HIV/AIDS prevalence in the small central African nation of Burundi rose to 4.2 percent last year from 3.5 percent in 2002, health officials said Thursday.
The increase is due to "the situation in our country which is emerging from war, poverty and strong beliefs (among people) in the countryside..," said Speciose Baransata, the deputy minister in charge of combating the disease.
Of its seven million people, around 250,000 are living with the virus and only some 11,000 have access to treatment.
"We call on the government to truly re-commit itself to the fight against the scourge," said Jeanne Gapiya, the head of National Association of People infected with HIV.
"Otherwise we are headed for a catastrophe," she told AFP.
Benjamin Nicayenzi, an official with a non-governmental organisation involved in the fight against AIDS, lamented the withdrawal of key donors and few tests currently being conducted.

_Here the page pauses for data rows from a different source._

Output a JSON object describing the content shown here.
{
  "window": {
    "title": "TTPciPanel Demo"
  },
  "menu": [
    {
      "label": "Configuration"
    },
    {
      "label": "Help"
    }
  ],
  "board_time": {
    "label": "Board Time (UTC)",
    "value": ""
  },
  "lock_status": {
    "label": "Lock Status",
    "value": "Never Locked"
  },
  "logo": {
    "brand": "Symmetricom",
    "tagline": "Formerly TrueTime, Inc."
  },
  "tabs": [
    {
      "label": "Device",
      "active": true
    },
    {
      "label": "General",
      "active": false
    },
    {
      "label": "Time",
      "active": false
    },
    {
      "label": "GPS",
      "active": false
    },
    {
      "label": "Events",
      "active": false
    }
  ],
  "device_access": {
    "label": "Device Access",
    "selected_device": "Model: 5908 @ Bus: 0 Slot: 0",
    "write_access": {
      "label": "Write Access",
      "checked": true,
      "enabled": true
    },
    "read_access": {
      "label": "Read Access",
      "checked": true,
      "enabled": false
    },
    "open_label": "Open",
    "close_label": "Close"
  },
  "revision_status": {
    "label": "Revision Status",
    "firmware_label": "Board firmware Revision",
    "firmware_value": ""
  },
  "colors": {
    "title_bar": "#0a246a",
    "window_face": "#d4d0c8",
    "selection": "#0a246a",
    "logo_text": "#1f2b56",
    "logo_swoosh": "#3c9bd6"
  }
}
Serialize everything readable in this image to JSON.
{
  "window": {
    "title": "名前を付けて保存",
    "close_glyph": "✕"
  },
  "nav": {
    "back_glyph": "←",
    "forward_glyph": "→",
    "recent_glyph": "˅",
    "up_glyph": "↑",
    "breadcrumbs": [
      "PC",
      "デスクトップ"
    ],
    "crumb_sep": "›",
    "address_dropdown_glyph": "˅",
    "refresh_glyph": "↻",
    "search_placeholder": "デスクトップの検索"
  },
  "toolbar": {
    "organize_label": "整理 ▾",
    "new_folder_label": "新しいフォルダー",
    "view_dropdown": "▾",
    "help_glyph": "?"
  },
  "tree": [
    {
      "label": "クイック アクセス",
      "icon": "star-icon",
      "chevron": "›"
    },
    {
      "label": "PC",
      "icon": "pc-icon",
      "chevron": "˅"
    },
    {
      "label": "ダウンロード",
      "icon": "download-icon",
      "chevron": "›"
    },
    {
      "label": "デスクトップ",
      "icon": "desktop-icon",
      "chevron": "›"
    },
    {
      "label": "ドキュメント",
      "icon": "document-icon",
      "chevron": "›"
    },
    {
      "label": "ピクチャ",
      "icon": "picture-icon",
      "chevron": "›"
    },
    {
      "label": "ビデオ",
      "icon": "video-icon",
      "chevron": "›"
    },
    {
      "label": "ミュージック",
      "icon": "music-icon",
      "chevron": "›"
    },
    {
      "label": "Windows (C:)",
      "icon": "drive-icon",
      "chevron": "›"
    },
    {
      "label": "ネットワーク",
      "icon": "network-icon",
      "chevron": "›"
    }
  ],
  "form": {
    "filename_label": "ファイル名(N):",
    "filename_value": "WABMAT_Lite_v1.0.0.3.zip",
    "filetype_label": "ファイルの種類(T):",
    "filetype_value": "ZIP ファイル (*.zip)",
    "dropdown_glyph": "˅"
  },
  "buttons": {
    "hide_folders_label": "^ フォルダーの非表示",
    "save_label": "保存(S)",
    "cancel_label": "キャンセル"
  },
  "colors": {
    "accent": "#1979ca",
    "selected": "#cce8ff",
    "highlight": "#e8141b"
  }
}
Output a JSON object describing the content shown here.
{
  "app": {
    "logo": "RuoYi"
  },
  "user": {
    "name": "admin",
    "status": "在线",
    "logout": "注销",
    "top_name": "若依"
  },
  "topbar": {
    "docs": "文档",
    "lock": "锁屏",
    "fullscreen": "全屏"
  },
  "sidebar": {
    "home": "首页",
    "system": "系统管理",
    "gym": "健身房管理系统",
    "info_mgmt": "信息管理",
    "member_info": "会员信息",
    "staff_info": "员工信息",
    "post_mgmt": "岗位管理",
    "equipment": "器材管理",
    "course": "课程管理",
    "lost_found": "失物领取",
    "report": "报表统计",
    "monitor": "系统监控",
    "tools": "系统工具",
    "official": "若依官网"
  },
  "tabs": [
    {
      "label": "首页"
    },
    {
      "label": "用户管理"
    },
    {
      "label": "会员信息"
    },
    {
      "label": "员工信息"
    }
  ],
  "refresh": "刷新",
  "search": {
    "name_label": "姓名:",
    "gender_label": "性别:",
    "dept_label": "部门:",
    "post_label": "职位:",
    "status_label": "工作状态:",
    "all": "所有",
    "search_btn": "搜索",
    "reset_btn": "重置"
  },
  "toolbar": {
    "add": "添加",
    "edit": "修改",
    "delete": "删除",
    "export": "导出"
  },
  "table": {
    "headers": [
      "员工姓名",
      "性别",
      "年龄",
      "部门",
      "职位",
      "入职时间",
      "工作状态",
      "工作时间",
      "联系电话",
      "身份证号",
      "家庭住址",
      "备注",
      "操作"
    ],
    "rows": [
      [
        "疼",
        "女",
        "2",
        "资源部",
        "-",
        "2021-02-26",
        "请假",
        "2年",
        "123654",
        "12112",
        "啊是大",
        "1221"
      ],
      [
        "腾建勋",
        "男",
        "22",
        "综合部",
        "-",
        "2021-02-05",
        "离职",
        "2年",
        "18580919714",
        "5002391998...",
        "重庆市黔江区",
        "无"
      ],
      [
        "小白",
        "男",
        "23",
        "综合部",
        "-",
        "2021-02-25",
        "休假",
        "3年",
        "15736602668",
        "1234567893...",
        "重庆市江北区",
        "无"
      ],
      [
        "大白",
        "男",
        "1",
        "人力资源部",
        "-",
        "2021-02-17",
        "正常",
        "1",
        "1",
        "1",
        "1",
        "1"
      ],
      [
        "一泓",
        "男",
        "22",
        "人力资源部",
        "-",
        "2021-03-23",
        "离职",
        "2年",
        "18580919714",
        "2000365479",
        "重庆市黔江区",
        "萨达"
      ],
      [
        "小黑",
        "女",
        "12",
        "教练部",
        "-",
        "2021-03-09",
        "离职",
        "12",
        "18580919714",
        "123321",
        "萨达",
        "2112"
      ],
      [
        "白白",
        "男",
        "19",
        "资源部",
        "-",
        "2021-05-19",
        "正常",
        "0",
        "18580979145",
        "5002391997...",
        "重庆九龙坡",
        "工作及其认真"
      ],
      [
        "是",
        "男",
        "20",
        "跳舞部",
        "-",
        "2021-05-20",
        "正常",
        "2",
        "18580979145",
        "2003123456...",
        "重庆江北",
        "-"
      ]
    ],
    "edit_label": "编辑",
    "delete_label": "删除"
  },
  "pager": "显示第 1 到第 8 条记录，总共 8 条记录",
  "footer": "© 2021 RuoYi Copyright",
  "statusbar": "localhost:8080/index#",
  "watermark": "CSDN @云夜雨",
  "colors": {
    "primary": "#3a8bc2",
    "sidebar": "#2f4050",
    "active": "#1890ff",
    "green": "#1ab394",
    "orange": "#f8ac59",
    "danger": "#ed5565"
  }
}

"There are practically no condoms in (health) centres in the countryside," he said.
War-wracked Burundi is struggling to rise from the ravages of a civil war which erupted in 1993 and killed an estimated 300,000 people.